Items listed in a dataset:
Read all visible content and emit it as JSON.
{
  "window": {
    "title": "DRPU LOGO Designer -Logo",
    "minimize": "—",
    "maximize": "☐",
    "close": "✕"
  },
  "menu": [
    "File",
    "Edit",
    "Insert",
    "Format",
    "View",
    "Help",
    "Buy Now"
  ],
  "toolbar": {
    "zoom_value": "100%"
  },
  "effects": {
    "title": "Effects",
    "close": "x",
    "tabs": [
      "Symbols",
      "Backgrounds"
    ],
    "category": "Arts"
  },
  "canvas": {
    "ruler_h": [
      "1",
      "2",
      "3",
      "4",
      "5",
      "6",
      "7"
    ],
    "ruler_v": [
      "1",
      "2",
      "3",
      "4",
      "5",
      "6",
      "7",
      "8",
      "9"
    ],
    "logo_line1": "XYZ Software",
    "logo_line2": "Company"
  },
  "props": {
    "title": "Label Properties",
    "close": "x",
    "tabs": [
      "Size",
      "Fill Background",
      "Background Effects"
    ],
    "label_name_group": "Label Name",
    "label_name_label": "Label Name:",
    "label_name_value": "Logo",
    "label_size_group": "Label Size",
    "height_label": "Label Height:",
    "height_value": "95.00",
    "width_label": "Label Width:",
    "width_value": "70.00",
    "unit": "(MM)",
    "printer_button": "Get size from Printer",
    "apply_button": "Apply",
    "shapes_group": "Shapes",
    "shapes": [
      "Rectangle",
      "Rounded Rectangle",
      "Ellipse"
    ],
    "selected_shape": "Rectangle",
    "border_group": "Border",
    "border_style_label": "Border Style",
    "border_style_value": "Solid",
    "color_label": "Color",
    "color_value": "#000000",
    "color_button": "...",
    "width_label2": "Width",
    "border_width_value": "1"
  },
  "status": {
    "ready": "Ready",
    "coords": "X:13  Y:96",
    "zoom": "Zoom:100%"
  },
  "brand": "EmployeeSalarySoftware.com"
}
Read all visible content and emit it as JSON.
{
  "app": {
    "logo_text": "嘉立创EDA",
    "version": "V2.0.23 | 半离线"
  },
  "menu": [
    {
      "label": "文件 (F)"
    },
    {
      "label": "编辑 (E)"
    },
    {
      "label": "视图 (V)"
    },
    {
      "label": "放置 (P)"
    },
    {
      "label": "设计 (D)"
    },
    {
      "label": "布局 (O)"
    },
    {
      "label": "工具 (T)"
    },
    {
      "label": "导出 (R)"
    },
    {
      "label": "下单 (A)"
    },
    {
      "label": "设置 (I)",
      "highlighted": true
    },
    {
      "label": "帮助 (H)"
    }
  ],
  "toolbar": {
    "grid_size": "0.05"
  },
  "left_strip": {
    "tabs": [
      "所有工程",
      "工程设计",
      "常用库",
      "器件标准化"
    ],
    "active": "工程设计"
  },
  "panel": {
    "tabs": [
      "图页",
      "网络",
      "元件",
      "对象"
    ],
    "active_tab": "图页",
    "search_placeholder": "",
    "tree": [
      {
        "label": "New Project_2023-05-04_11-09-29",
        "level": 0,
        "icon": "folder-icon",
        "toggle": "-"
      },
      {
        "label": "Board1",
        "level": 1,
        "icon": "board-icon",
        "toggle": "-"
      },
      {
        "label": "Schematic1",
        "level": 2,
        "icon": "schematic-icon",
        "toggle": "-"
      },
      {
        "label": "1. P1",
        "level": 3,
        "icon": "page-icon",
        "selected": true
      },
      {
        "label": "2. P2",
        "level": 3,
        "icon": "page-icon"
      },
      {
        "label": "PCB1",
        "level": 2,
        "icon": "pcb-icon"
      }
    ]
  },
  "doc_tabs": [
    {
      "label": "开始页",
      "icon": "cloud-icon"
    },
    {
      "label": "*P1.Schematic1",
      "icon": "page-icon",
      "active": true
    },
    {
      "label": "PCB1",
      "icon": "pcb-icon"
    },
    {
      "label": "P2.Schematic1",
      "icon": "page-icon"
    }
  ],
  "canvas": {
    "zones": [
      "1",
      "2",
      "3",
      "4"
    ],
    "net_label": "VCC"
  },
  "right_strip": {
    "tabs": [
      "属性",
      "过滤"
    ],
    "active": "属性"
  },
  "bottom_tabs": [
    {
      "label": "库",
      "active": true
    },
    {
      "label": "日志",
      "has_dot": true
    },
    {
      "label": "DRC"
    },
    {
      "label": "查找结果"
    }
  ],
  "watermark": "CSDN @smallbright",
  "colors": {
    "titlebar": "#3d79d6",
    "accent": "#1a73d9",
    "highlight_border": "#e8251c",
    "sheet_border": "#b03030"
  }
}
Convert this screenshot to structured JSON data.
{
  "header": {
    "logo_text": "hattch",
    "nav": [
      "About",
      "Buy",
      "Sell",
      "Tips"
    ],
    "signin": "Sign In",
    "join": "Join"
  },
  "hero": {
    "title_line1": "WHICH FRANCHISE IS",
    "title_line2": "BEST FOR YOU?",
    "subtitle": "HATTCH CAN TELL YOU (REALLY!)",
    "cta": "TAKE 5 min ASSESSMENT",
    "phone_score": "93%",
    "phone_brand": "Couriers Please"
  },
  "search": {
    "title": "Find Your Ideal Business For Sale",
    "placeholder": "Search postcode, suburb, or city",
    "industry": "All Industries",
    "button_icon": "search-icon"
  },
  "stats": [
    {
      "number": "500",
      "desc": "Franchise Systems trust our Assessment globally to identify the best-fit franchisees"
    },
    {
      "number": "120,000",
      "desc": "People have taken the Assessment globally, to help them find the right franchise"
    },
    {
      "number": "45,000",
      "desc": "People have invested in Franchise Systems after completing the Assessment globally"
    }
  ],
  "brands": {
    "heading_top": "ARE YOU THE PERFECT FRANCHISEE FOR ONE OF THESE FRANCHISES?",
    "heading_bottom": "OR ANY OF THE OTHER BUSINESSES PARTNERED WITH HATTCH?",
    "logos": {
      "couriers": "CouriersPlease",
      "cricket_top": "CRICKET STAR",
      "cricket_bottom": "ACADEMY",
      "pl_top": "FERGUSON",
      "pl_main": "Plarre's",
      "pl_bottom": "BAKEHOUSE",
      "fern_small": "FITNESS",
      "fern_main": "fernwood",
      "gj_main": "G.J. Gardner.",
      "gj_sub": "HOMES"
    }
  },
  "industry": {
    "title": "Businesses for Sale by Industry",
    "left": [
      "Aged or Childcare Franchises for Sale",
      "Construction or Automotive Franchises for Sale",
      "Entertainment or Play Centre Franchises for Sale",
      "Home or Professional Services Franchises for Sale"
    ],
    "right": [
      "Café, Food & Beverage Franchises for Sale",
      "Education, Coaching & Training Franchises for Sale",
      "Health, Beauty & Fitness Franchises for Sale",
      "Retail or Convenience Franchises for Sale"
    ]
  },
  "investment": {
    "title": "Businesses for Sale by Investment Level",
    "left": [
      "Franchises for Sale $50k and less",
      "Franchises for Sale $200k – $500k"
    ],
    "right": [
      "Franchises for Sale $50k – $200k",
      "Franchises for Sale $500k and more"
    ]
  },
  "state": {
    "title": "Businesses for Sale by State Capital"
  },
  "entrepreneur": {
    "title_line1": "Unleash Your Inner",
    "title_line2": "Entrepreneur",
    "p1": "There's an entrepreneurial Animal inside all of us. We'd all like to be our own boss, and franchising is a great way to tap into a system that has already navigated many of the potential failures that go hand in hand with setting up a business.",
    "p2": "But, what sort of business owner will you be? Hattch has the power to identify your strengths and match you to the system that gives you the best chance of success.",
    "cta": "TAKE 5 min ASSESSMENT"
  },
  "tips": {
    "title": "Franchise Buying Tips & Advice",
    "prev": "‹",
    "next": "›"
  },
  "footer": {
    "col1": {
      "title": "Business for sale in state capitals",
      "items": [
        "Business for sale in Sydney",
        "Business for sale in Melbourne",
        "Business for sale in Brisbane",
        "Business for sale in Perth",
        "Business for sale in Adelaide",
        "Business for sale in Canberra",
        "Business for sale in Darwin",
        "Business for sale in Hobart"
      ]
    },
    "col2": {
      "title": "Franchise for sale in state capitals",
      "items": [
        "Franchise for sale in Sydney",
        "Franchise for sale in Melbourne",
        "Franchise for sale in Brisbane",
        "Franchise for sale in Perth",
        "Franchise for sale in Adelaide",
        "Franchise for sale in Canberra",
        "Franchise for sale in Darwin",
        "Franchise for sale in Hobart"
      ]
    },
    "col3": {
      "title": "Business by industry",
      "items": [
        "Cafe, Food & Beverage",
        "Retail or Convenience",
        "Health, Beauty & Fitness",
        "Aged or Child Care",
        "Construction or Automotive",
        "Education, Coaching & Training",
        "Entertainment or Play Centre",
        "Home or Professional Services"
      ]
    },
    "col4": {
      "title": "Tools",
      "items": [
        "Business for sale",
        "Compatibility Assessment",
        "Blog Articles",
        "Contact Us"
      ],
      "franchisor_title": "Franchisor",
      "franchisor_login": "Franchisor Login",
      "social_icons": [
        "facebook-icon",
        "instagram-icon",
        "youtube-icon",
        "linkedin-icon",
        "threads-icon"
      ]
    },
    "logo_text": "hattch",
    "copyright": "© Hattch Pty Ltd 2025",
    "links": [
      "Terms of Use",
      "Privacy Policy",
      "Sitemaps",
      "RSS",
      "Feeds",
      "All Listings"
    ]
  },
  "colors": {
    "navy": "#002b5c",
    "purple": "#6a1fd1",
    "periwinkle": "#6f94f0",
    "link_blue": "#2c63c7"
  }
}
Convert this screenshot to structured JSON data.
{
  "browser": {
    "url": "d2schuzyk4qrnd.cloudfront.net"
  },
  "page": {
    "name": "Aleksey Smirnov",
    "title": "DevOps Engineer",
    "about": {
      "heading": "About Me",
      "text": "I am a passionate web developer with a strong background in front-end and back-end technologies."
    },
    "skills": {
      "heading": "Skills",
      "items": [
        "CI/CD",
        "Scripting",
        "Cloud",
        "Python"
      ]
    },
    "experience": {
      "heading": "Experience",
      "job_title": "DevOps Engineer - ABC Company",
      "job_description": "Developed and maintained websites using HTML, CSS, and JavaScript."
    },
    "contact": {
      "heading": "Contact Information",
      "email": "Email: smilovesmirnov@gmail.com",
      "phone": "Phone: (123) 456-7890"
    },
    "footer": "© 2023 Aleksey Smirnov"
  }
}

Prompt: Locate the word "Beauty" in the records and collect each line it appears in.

Answer space:
      "Health, Beauty & Fitness Franchises for Sale",
        "Health, Beauty & Fitness",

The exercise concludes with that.